Bouncing along in the back of a fish-truck we watched the parched, cactus territory along the coastline turn to lush forest. With isolated micro-climates changing the scenery from place to place, Ecuador is amazingly varied for its size. Winter is warmer than Summer here, but the only season I didn't want to miss was when Humpback Whales come to mate. We'd spotted a few from the beach at Puerto Cayo, but it's hard to get a sense of scale at distance and I really wanted to see them up close.
The best place to get a boat trip from is Puerto Lopez*, so we stopped there for a couple of nights on our way South. With both the fishing industry and tourism, Puerto Lopez is completely dependent on it's marine-life. The whole town is decorated to celebrate.
By the time we actually caught the boat, I'd built up the idea so much that I was almost convinced we wouldn't see any whales. After a fruitless hour of being thrashed about in the waves, I'd nearly given up hope and was mostly just relieved we hadn't capsized. There was an uncomfortable ball of disappointment in my stomach as we turned back along the coast towards the town- I'd been saving my birthday money and we couldn't afford to do it again.
With the crew speaking Spanish and the noise of the sea, we had very little idea what was going on, but 20 minutes later a change in course directly out to sea was surely a good sign. I strained my eyes on the horizon...
Firstly, we saw the backs of a mother and calf. They were far away and quickly disappeared, but I was ecstatic. Before we knew it, the boat was speeding away. I wanted to stay longer in case they surfaced again, but soon realised what we were heading for. Far in the distance, highlighted by a pool of light from the setting sun, were three vertical puffs of water. Blowholes! We raced towards them and soon saw there were at least four big adults. About 30m away, the crew let a few people sit on top- being typically British, we weren't there quick enough, but it payed off when we were allowed to sit right on the prow.
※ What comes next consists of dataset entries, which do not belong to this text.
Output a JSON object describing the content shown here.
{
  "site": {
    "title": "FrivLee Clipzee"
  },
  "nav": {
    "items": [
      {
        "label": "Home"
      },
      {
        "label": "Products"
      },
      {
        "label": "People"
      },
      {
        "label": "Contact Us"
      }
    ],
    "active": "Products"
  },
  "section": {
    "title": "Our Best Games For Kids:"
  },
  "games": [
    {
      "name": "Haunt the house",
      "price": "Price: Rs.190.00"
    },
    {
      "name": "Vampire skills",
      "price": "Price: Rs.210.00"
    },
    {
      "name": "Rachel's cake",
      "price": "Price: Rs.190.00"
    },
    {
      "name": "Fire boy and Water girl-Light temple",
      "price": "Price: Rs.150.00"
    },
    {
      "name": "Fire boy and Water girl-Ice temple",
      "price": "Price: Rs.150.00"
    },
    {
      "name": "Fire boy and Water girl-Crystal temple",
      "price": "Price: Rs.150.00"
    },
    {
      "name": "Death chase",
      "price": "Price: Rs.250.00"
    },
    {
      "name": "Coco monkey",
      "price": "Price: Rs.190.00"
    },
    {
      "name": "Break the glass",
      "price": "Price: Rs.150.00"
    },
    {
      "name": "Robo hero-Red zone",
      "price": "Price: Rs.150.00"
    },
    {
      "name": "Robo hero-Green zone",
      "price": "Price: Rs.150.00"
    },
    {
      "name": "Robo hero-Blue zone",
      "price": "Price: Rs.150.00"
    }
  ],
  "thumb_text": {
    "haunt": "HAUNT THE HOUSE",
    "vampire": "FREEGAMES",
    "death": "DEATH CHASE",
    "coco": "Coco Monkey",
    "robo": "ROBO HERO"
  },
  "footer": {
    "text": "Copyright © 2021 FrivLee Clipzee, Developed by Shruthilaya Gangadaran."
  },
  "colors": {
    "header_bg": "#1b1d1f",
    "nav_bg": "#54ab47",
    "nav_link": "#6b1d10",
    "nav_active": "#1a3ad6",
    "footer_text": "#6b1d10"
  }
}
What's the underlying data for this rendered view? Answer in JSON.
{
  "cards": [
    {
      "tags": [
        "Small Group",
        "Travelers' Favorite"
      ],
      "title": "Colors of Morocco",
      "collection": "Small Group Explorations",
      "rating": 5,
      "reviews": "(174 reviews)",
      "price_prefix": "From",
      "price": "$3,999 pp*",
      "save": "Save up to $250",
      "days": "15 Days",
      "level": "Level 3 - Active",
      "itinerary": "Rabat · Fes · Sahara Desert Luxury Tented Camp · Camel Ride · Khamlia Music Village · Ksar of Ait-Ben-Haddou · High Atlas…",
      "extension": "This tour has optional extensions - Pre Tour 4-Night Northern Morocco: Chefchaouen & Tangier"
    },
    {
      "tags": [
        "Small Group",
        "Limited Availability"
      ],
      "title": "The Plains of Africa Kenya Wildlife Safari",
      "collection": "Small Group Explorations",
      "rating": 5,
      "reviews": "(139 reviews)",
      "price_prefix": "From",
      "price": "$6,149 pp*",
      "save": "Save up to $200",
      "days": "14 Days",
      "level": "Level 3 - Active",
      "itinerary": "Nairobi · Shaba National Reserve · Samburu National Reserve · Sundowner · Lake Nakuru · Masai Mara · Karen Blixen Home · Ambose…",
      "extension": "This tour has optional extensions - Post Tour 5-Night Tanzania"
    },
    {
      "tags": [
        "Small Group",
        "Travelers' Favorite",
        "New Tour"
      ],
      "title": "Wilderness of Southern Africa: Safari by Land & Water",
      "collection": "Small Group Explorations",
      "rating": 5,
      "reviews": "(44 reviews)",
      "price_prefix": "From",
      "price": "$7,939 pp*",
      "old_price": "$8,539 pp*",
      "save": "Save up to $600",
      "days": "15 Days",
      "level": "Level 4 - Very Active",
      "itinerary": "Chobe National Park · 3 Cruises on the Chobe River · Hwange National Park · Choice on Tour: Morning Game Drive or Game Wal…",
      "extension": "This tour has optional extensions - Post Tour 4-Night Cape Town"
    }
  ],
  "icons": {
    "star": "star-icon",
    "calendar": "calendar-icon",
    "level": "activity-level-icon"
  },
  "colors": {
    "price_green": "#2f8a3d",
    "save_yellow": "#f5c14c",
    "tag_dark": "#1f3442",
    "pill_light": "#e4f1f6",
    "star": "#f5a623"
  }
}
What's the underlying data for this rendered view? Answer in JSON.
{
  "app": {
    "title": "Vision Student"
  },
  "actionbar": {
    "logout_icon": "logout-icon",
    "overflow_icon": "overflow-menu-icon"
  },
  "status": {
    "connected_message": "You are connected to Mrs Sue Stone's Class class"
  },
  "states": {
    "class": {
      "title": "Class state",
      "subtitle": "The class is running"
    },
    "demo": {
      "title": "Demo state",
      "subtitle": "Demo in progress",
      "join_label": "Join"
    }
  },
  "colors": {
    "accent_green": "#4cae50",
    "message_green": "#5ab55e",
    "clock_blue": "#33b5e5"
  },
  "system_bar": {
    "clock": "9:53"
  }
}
Every time we crashed down from the top of a wave, my legs dipped into the sea, but the whales had dived under again.
A flying fish closely missed my feet, then suddenly a Humpback surfaced so close I could see the barnacles on their chins and sleepy expression in their eyes. They are enormous!
As the sun began to set I knew it was time to go. Our three hour trip lasted from 11am until 6pm.
Puerto Lopez, Montanita, Ayangue...
(a map for Rod)
As I began to explain, we hitchhiked from Puerto Lopez down the coast to the party town of Montanita, camped in what was effectively an Argentinian hippy commune and met up with some good friends from England who are travelling North. We spent the weekend going out at night and getting battered by the 2-3m waves in the daytime.
Although I had a great time, like a Full Moon Party in Thailand, Montanita is just one of those places that reminds you of all the mess that comes with mass tourism- touts, drugs, crime and those people who just get stuck there living the endless party until they completely loose touch with reality. There were a few staying at our campsite.
Once our friends had moved on, we were happy to trundle down the coast to Ayangue. The sun came out and our campsite was so "tranquilo" we were there for a whole day before we could find anyone to pay.
...and that's the last you will hear about Ecuador from me in the immediate future. Onto Peru!
*I'm sure it's possible to negotiate with fishermen in other small villages along the coast too.
We camped in all three places:
Puerto Lopez- Hostal Maxima was $4 a night
Montenita- Los Tigrillos was only $2.50
Ayangue- La Rica Ruca was $3
To read more about Ecuador's coastline try these posts:
Or for a more monumental hitchhiking adventure see: